After we moved to Maine, we continued the little rituals that defined our early years as a couple. But here we had space to expand them, to truly embrace all that Mother Nature had created. And that didn’t stop when he got sick. Between chemotherapy visits, we hiked the midcoast mountains, staring in awe at the jewel-like islands strewn across the Atlantic. We spent hours sitting on the beach at Kettle Cove, watching the waves roll in and searching the sand for treasures. We canoed across the mirror-like waters of Sebago Lake in the spring, wondering at the silence that spread across the lake.
In between chemotherapy and radiation treatments, we even planned an ambitious vacation. Overnight, we drove the
16 hours up to Cape Breton Island, where we camped on a cliff overlooking the sea and watched bioluminescence light up the waters of the Atlantic. We watched a pod of whales move lazily through the ocean, majestic and regal. We hiked to waterfalls and at night, tired from the excursion and tanned by the late-summer sun, I grew dizzy with happiness as I stared at the stars. On that small Canadian island, I saw the Milky Way blazing through the sky, a magical pathway to otherworldly realms. I saw the Northern Lights cast a green glow upon the water, looking for all the world like the famed Emerald City of Oz. I cried that night, not from fear or anger as I had been, but from joy.
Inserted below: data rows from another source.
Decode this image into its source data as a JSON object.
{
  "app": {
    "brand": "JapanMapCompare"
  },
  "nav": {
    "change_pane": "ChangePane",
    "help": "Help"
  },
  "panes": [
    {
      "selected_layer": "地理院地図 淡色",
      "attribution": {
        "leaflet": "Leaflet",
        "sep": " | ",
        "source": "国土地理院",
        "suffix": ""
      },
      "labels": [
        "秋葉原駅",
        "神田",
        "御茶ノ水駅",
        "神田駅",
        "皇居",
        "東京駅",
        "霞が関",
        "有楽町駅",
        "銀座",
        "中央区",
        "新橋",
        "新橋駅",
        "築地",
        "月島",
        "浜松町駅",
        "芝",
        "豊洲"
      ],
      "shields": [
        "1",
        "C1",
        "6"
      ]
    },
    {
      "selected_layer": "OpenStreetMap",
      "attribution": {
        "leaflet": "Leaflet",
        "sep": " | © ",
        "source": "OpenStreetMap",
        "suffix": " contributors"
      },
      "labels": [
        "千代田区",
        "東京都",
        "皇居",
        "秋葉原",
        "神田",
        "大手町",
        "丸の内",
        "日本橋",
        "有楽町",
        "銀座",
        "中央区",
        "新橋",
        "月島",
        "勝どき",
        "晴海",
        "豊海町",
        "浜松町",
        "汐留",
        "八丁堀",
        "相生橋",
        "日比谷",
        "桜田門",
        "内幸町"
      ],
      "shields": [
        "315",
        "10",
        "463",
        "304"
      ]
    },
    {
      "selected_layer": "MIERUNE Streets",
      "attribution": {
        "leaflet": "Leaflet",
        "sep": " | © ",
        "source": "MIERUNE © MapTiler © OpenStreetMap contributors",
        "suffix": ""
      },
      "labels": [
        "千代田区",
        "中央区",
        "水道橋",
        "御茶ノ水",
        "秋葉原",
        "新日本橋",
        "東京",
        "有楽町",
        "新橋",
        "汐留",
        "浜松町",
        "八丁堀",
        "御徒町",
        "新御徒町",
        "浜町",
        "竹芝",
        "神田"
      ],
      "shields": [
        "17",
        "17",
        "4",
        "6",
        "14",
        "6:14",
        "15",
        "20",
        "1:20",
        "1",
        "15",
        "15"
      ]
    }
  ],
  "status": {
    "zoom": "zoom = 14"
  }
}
Nature, I found, can shake our minds clear of even the most terrible realities. Of course, I am not the first to discover the healing power of green spaces. Other cultures have words for this phenomenon. In Norway, they have Friluftsliv, which translates to “free air life” and defines a lifestyle spent breathing in the fjords and mountains. Germany has Waldeinsamkeit, a combination of Wald (woods) and Einsamkeit (solitude) that describes the feeling of wonder you get from being in nature. But my favorite comes from Japan: shinrin-yoku, or “forest bathing.”
There is no term for this in English, but I suppose we don’t need one. Whether we have the word for it, most of us living in Maine understand the power of spending time outside. It’s more than just a big, woodsy playground. It’s a place where we can heal our hurts and calm our anxieties. Like any good mother, Mother Nature offers a soothing balm when our tired hearts need it most.
And I, for one, will be forever grateful for that small miracle.